By OGJ editors
HOUSTON, Nov. 9 -- Tenaska Energy Inc., Omaha, has let a contract to Siemens Energy for coal gasification technology at the planned Taylorville Energy Center (TEC), one of the first commercial-scale facilities of its kind in the US to use carbon capture and sequestration.
Siemens will provide equipment contracts and licensing agreements for four 500-Mw-class gasifiers.
The TEC, in Taylorville, Ill., will have gross generating capacity of 730 Mw, and net capacity of 500-525 Mw.
It will use a hybrid integrated gasification combined-cycle process to convert coal into synthesis gas, which in turn will be converted into methane, called substitute natural gas (SNG) by project sponsors, to fuel power generation.
Officials of Tenaska, the TEC managing partner, expect the facility to produce about 33 trillion btu of SNG/year.
Volumes not needed as fuel for two gas turbines will move to a connection with the interstate pipeline system. Amounts will depend on coal and gas prices. Company officials say current modeling indicates the pipeline volume of SNG will be about 10 trillion btu/year.
The project will capture as much as 3 million tons/year of carbon dioxide at the synthesis gas stage, more than half its output of the greenhouse gas. It will sequester the CO2 underground near the plant site or sell it for use in enhanced oil recovery.
Tenaska and Siemens officials say capturing that much CO2 will make the TEC comparable in greenhouse gas emissions to a power plant fueled by natural gas.

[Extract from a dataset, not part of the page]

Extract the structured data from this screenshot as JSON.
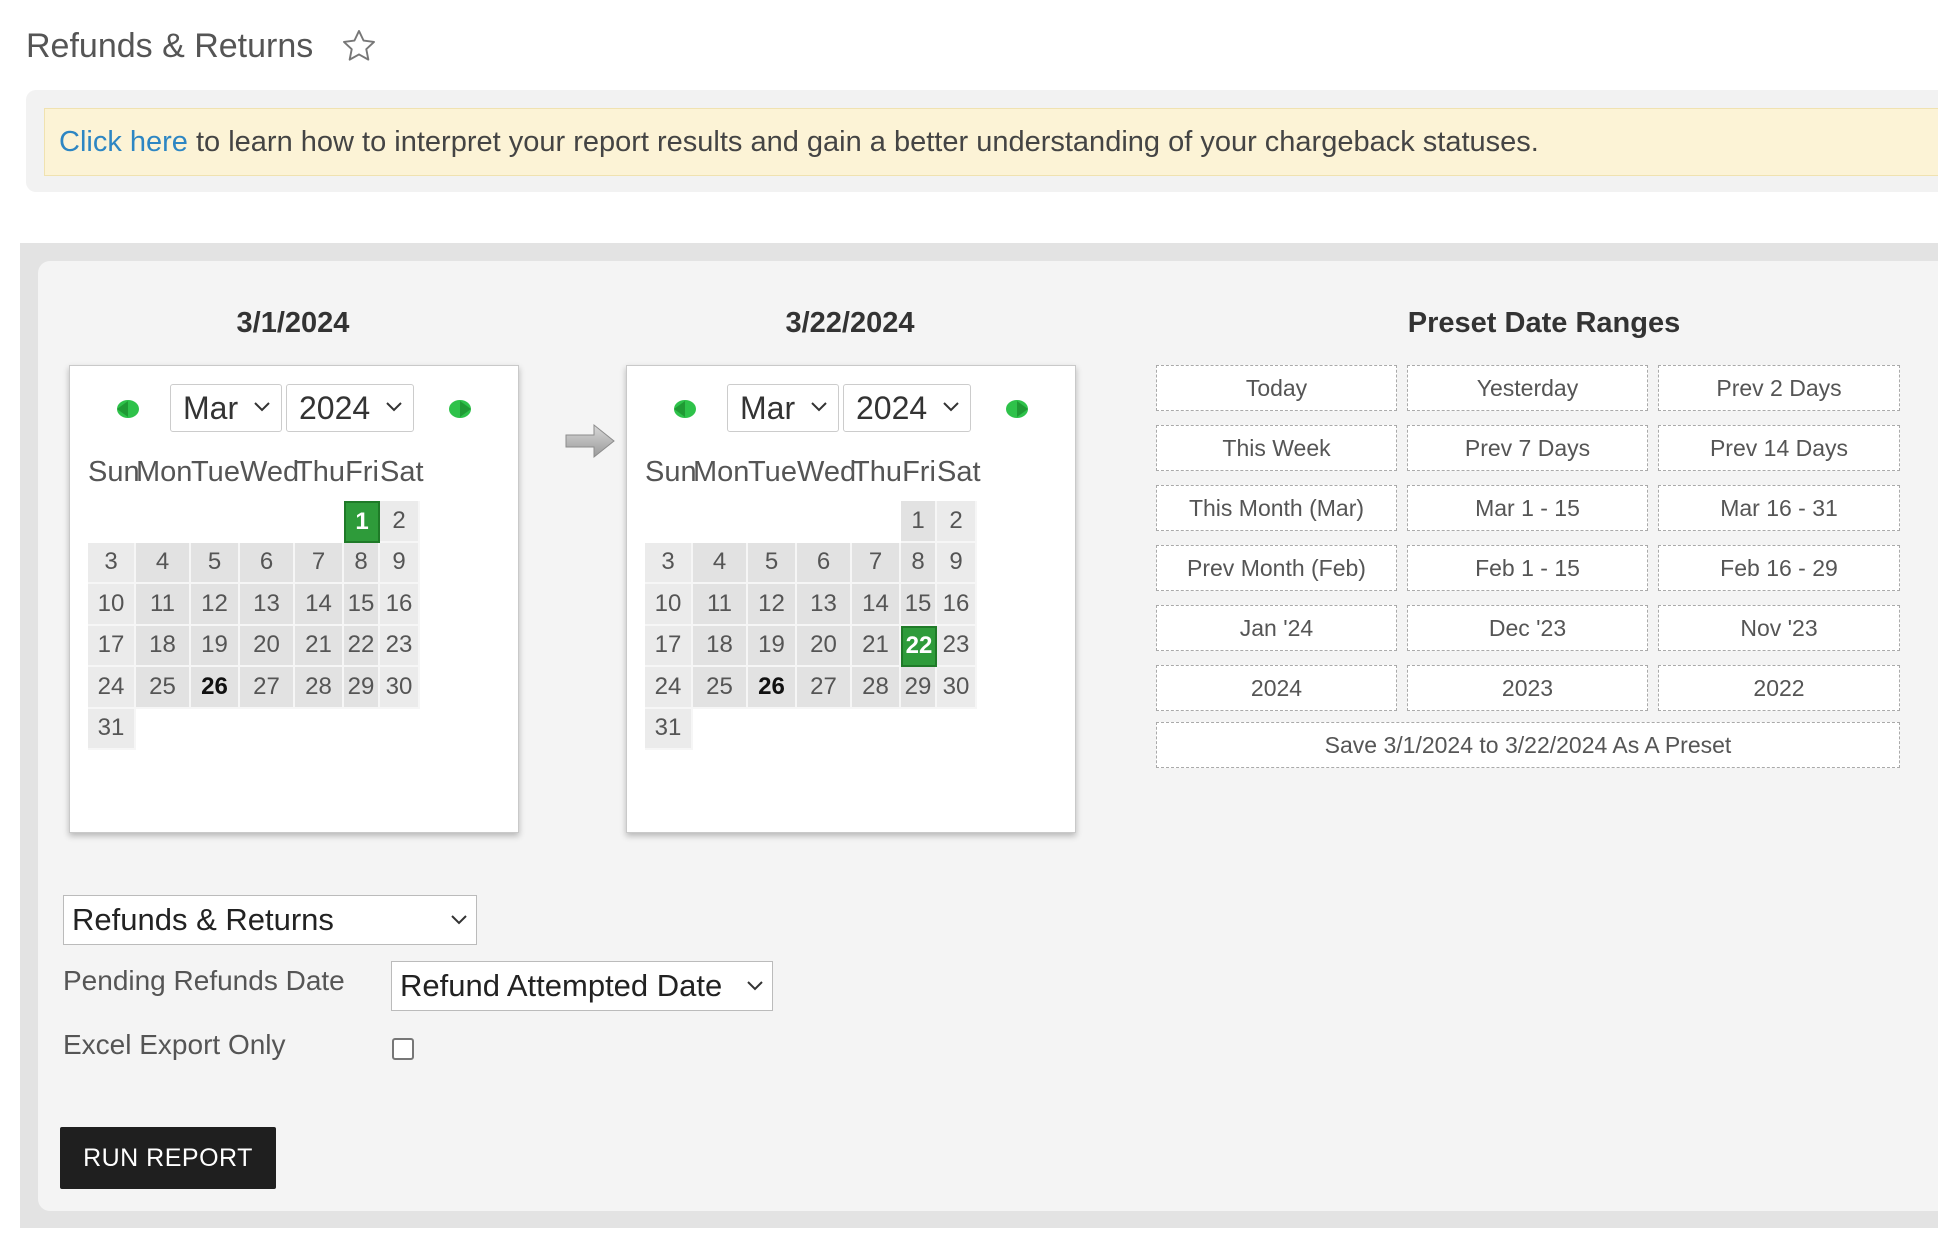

The facility is expected to cost $3.5 billion. The US Department of Energy has selected the project for negotiation of loan guarantees totaling as much as $2.579 billion under a program created by the Energy Policy Act of 2005.
DOE last month issued a notice of intent for the preparation of an environmental impact statement for the TEC loan guarantee.